Canadian Poetry

April being Poetry Month has always felt fitting. Most of us would agree poetry is about beauty, rhythm, and admiration of the world and language. When I was working at a charming independent bookstore in Toronto for 3 years, I was drawn to our growing poetry section and was amazed by the incredible diversity and skill in contemporary Canadian poets!

I used to think poetry was a stuffy almost indecipherable way of writing and communicating emotions or thoughts, which it certainly can be, but I also found so many wonderful poems and collections that were funny, stylistically interesting, gut wrenching, and as atmospheric as anything that allowed me to connect with the emotional side of the words in a very unique way.

As I began to write my own and explore poetry, I realized the more I tried to rationalize the “meaning” or the “plot”, the further away from the experience I got. Poetry can be playful – you just have to be willing to play along and use your imagination in a slightly different way.

Here’s some of my recommendations to dip your toes into some Canadian poetry collections this month!

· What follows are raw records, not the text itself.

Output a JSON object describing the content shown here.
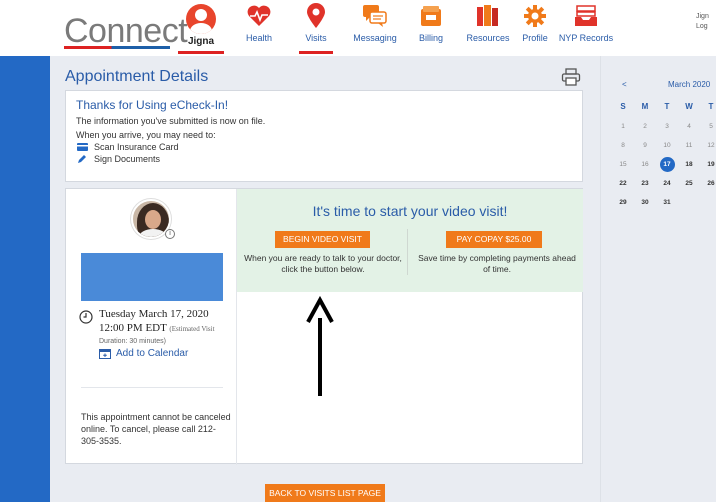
{
  "header": {
    "logo": "Connect",
    "user_name": "Jigna",
    "nav": [
      {
        "label": "Health",
        "icon": "heart-pulse-icon"
      },
      {
        "label": "Visits",
        "icon": "map-pin-icon"
      },
      {
        "label": "Messaging",
        "icon": "chat-bubbles-icon"
      },
      {
        "label": "Billing",
        "icon": "wallet-icon"
      },
      {
        "label": "Resources",
        "icon": "book-icon"
      },
      {
        "label": "Profile",
        "icon": "gear-icon"
      },
      {
        "label": "NYP Records",
        "icon": "inbox-tray-icon"
      }
    ],
    "account_line1": "Jign",
    "account_line2": "Log"
  },
  "main": {
    "title": "Appointment Details",
    "thanks": {
      "title": "Thanks for Using eCheck-In!",
      "line1": "The information you've submitted is now on file.",
      "line2": "When you arrive, you may need to:",
      "item1": "Scan Insurance Card",
      "item2": "Sign Documents"
    },
    "appointment": {
      "date": "Tuesday March 17, 2020",
      "time": "12:00 PM EDT",
      "time_note": "(Estimated Visit",
      "duration": "Duration: 30 minutes)",
      "add_calendar": "Add to Calendar",
      "cancel_note": "This appointment cannot be canceled online. To cancel, please call 212-305-3535."
    },
    "video": {
      "title": "It's time to start your video visit!",
      "begin_button": "BEGIN VIDEO VISIT",
      "copay_button": "PAY COPAY $25.00",
      "begin_desc": "When you are ready to talk to your doctor, click the button below.",
      "copay_desc": "Save time by completing payments ahead of time."
    },
    "back_button": "BACK TO VISITS LIST PAGE"
  },
  "calendar": {
    "prev": "<",
    "month": "March 2020",
    "dows": [
      "S",
      "M",
      "T",
      "W",
      "T"
    ],
    "weeks": [
      [
        "1",
        "2",
        "3",
        "4",
        "5"
      ],
      [
        "8",
        "9",
        "10",
        "11",
        "12"
      ],
      [
        "15",
        "16",
        "17",
        "18",
        "19"
      ],
      [
        "22",
        "23",
        "24",
        "25",
        "26"
      ],
      [
        "29",
        "30",
        "31"
      ]
    ],
    "selected": "17"
  },
  "colors": {
    "brand_blue": "#2369c5",
    "accent_red": "#dd2222",
    "button_orange": "#f07a1a",
    "video_panel_green": "#e3f2e6"
  }
}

— Jackie M.

Autobiography of Red by Anne Carson

Without a doubt, this is one of my top 10 favourite books of all time. This is a retelling of a slightly less famous Greek myth of Herakles and Geryon, a red monster that lives on an island in solitude, that Herakles slays without much fuss. In Autobiography of Red, Geryon is a young boy growing up in an abusive household who decides to write his own autobiography. Geryon meets and falls hard for Herakles as teenagers, and we follow them across the world as they grow into their early twenties. This beautiful novel in verse is a great start for any reluctant poetry readers – this book does indeed have a plot!

NDN Coping Mechanisms by Billy Ray Belcourt

Belcourt is an absolute poetic treasure. His work is in turn bitingly funny, sexy, emotional, and powerful in its ability to imagine Indigenous utopia(s).

Washes, Prays by Noor Naga

This is another gorgeous novel in verse set in a more contemporary timeline. These long poems follow Coocoo, a young Muslim woman living in Toronto struggling with her faith and deep loneliness, until she meets a man who seems to be perfect, with the issue being that he is married. This collection is both darkly funny and gutting.

Drolleries by Cassidy McFadzean

These poems feel celestial, mythical, and contemporary all at once. A truly magical reading experience.

These Are Not the Potatoes of My Youth by Matthew Walsh

These delightful poems cover Walsh’s queer coming of age across Canada – growing up in the Maritimes and travelling, growing, and learning across the country. Another bitingly beautiful collection.

Cluster by Souvankham Thammavongsa

2020 Giller prize winner and superstar Souvankham Thammavongsa writes just as nimbly in poetry – if you liked How to Pronounce Knife, check out her poetry too!